--- Data supplied Enclosed Below ---

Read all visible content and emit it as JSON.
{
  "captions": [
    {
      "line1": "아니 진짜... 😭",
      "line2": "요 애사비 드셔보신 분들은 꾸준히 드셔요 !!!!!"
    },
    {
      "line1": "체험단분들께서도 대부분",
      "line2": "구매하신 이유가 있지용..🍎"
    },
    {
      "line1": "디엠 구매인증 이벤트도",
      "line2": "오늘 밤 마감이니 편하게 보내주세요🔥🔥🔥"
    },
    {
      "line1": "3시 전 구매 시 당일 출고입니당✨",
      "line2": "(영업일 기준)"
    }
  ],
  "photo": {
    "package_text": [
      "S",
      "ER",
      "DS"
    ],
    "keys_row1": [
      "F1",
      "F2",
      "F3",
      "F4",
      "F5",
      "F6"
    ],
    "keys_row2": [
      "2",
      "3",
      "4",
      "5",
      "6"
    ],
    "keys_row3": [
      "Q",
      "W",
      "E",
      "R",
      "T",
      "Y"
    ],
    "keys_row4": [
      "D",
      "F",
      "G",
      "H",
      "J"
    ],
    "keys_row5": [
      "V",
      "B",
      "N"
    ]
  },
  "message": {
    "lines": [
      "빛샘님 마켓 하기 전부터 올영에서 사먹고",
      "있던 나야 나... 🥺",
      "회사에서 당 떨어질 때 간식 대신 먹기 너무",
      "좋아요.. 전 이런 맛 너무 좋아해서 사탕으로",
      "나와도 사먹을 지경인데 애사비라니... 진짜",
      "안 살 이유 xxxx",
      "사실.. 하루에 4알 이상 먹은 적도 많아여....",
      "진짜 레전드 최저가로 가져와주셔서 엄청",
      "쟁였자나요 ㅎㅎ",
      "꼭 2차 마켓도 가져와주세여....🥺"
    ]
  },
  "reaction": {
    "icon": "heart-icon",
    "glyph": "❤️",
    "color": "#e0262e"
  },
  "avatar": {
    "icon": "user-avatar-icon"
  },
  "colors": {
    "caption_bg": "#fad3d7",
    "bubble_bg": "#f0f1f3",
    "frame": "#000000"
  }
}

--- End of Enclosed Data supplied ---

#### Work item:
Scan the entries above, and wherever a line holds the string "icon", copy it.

#### Task response:
    "icon": "heart-icon",
    "icon": "user-avatar-icon"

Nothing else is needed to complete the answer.